--- Data provided ---

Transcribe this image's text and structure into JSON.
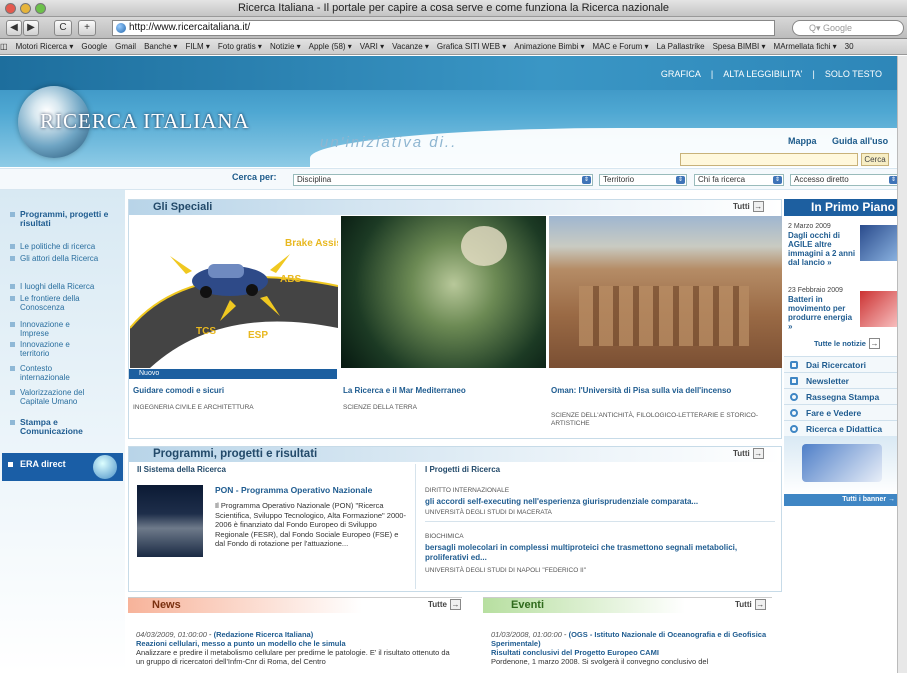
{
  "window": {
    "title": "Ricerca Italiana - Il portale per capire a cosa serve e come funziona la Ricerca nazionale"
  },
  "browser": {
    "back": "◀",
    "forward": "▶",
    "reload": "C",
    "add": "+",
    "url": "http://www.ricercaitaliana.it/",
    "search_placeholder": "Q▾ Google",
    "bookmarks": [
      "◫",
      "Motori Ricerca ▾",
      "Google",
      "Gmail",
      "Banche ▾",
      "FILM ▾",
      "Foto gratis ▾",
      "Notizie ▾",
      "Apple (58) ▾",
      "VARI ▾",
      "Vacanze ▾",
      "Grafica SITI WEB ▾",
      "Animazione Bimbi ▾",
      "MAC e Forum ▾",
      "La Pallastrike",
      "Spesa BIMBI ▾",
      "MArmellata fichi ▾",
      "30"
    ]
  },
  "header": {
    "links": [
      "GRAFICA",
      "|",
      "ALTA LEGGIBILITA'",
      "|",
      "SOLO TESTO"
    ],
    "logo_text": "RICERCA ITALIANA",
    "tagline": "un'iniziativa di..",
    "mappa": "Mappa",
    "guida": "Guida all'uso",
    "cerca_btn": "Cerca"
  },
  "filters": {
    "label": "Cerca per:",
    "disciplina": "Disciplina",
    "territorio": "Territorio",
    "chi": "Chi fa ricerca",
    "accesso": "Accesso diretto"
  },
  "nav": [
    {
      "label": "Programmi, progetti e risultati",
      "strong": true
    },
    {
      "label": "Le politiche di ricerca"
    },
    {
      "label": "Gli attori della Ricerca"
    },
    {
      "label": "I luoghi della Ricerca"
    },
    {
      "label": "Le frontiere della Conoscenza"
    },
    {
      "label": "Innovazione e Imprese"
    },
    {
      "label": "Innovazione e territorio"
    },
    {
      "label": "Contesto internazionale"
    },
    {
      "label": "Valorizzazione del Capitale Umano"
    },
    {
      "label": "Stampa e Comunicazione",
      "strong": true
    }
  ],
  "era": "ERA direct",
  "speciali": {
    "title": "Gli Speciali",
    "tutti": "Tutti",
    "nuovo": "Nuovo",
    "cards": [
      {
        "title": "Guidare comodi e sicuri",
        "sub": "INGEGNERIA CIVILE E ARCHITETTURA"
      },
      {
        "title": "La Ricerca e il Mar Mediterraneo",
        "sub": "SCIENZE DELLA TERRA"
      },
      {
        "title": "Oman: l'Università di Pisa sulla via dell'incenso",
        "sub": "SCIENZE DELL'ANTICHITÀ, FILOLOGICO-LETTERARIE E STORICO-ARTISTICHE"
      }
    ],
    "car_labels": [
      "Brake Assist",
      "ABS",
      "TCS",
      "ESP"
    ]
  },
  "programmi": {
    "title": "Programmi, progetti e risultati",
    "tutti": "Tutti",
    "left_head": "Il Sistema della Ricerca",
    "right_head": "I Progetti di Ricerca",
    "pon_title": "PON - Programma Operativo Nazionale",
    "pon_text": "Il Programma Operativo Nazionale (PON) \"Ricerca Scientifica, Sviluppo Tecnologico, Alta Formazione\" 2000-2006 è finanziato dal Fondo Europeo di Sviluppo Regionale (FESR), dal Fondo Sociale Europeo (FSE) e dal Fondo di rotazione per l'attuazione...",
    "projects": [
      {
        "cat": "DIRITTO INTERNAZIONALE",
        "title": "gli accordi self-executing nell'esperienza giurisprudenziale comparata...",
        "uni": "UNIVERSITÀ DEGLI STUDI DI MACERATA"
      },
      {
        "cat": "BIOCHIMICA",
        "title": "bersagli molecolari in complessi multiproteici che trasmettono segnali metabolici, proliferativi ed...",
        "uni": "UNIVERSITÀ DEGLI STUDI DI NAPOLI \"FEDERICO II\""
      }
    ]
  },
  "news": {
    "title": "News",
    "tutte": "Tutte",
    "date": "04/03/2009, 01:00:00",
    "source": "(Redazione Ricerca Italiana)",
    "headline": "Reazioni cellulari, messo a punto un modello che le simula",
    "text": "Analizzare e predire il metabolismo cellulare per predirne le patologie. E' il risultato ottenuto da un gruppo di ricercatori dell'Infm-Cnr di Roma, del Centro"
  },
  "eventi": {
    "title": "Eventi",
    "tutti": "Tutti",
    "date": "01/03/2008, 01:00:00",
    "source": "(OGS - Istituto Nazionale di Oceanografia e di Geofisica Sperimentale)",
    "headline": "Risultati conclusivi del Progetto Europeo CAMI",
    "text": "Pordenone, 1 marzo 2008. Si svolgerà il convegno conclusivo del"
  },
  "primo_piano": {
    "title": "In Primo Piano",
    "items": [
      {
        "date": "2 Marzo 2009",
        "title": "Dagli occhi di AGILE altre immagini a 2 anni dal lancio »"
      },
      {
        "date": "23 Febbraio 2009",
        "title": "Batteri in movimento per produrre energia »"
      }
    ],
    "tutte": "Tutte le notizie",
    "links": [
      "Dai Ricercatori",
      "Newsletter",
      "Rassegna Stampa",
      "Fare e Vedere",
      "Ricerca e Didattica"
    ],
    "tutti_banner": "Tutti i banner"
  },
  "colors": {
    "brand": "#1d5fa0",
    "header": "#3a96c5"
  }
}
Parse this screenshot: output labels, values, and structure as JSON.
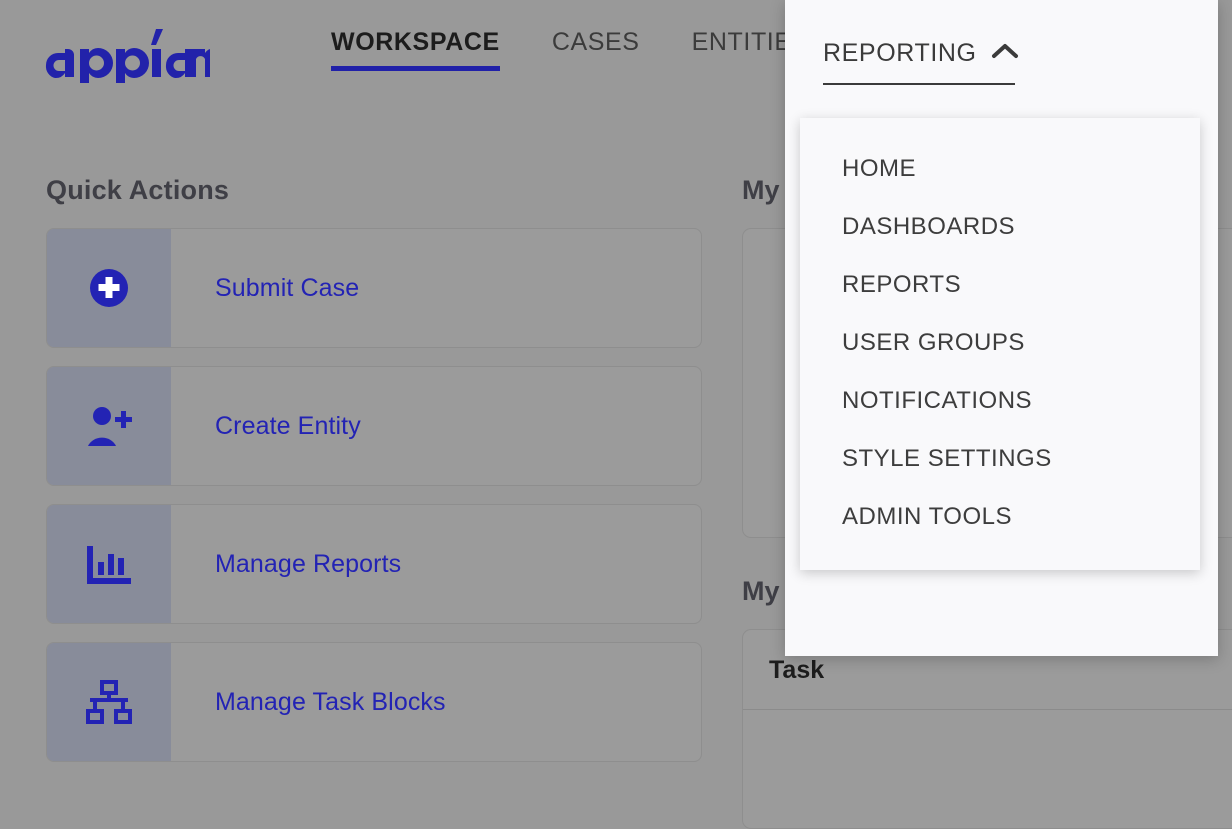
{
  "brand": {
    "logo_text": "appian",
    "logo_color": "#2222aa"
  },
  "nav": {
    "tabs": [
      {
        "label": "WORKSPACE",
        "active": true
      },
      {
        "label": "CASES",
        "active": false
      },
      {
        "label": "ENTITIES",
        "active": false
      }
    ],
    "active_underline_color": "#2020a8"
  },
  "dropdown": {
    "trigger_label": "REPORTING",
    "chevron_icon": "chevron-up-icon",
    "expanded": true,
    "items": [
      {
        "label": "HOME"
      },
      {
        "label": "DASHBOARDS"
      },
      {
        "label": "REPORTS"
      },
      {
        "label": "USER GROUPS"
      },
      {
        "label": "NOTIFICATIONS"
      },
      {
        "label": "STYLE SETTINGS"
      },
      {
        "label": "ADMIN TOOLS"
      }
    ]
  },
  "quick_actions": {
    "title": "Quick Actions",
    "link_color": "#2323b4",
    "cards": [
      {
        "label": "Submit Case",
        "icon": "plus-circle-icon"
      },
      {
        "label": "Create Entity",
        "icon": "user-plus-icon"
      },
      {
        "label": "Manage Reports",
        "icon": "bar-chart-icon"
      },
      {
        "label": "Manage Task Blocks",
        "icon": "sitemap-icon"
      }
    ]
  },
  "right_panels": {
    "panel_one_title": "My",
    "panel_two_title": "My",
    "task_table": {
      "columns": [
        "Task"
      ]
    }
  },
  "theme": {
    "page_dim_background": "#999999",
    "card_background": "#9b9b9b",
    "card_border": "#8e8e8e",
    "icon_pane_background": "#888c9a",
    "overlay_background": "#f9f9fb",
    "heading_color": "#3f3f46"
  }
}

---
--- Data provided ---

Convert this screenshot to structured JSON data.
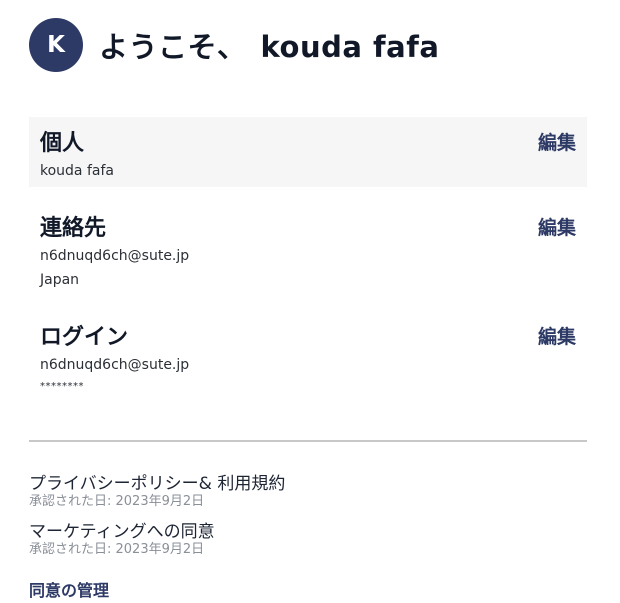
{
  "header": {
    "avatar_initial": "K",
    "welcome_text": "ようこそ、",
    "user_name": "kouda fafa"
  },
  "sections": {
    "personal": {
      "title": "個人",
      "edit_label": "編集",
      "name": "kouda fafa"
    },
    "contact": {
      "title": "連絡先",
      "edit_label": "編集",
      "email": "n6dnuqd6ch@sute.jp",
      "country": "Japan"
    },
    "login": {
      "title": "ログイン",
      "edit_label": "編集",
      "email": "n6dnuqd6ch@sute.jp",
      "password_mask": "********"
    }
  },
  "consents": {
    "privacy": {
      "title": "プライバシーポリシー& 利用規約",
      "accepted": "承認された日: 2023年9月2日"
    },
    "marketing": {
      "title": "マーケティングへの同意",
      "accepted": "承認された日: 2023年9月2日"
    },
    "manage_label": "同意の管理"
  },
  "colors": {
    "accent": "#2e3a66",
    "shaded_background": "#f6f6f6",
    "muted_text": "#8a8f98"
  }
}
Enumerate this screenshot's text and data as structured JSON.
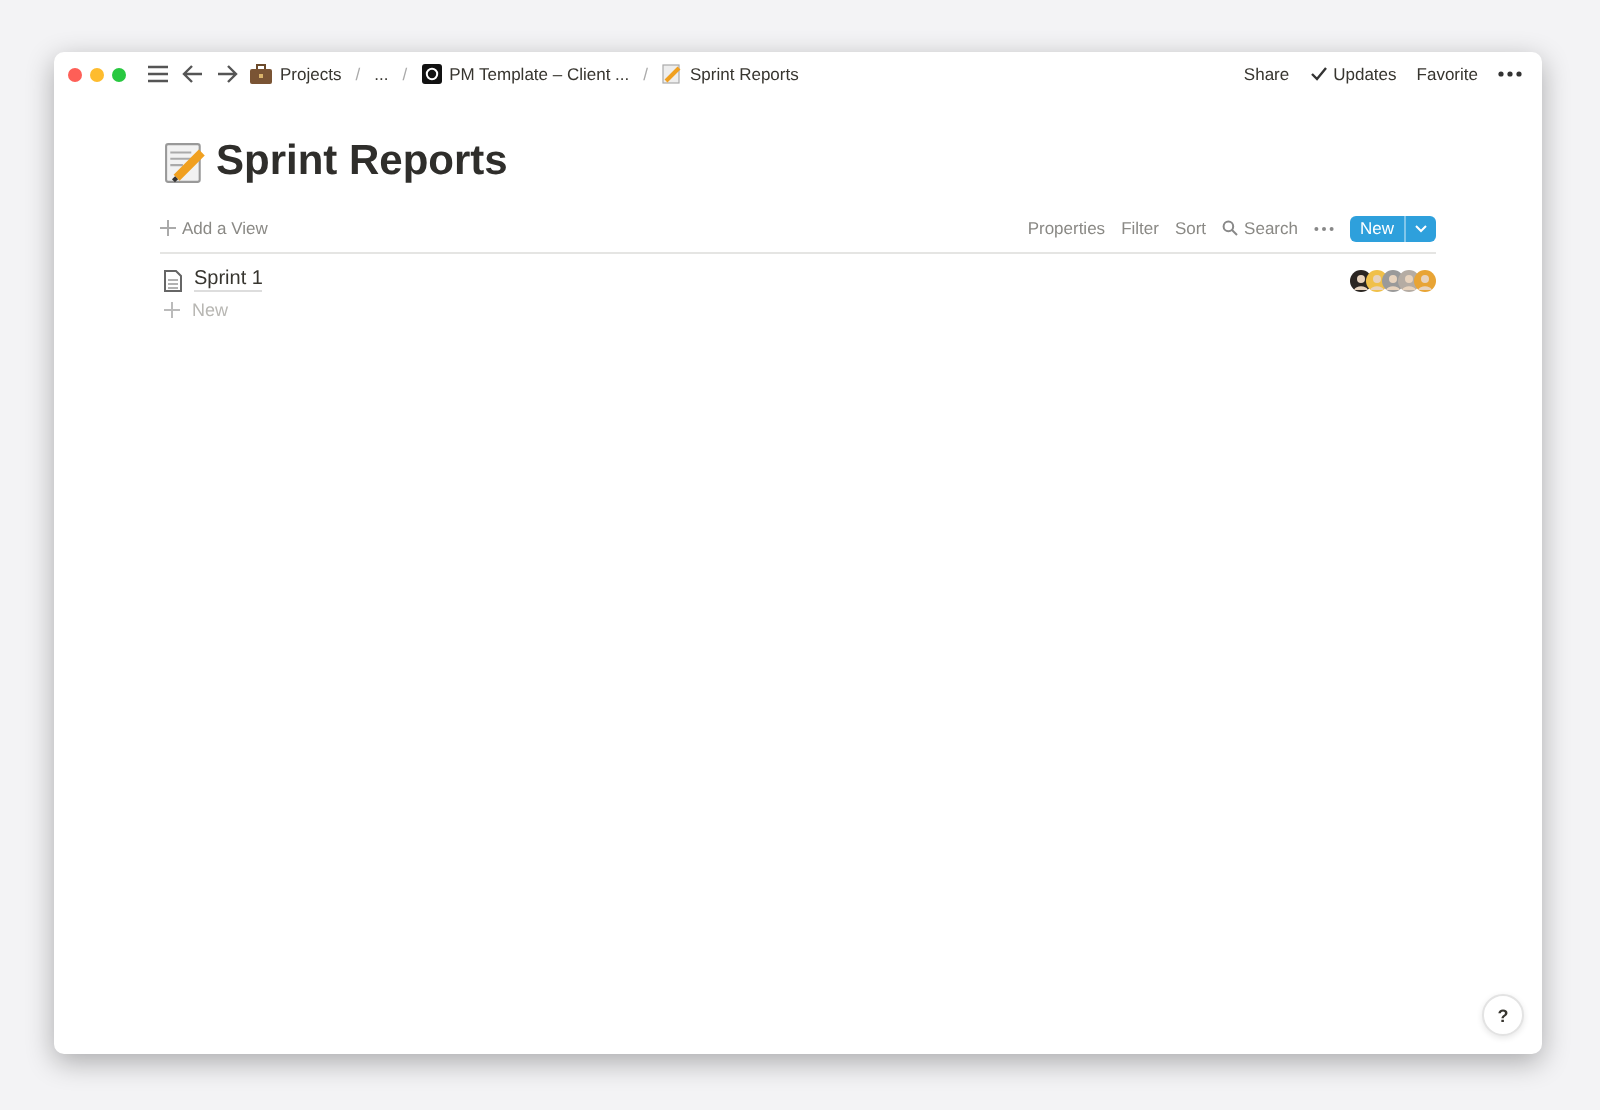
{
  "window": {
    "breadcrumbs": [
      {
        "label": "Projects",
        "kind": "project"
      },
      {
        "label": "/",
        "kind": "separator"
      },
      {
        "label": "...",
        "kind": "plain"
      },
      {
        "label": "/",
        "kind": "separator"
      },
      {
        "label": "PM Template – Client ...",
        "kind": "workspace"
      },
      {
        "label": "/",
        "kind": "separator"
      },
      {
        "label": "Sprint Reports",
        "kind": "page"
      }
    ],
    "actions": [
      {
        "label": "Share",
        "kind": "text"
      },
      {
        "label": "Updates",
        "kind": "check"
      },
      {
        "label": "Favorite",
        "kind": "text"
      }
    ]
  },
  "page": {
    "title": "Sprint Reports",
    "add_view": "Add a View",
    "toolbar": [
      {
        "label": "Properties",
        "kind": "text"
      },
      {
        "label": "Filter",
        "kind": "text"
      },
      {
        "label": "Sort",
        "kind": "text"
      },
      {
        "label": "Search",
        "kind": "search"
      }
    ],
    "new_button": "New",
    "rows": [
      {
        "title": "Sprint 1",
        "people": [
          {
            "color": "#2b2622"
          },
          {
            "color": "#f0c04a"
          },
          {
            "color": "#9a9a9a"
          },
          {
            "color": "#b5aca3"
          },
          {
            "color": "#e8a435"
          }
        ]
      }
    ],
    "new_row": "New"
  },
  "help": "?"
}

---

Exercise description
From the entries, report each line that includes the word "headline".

Task result
    "headline": "Reazioni cellulari, messo a punto un modello che le simula",
    "headline": "Risultati conclusivi del Progetto Europeo CAMI",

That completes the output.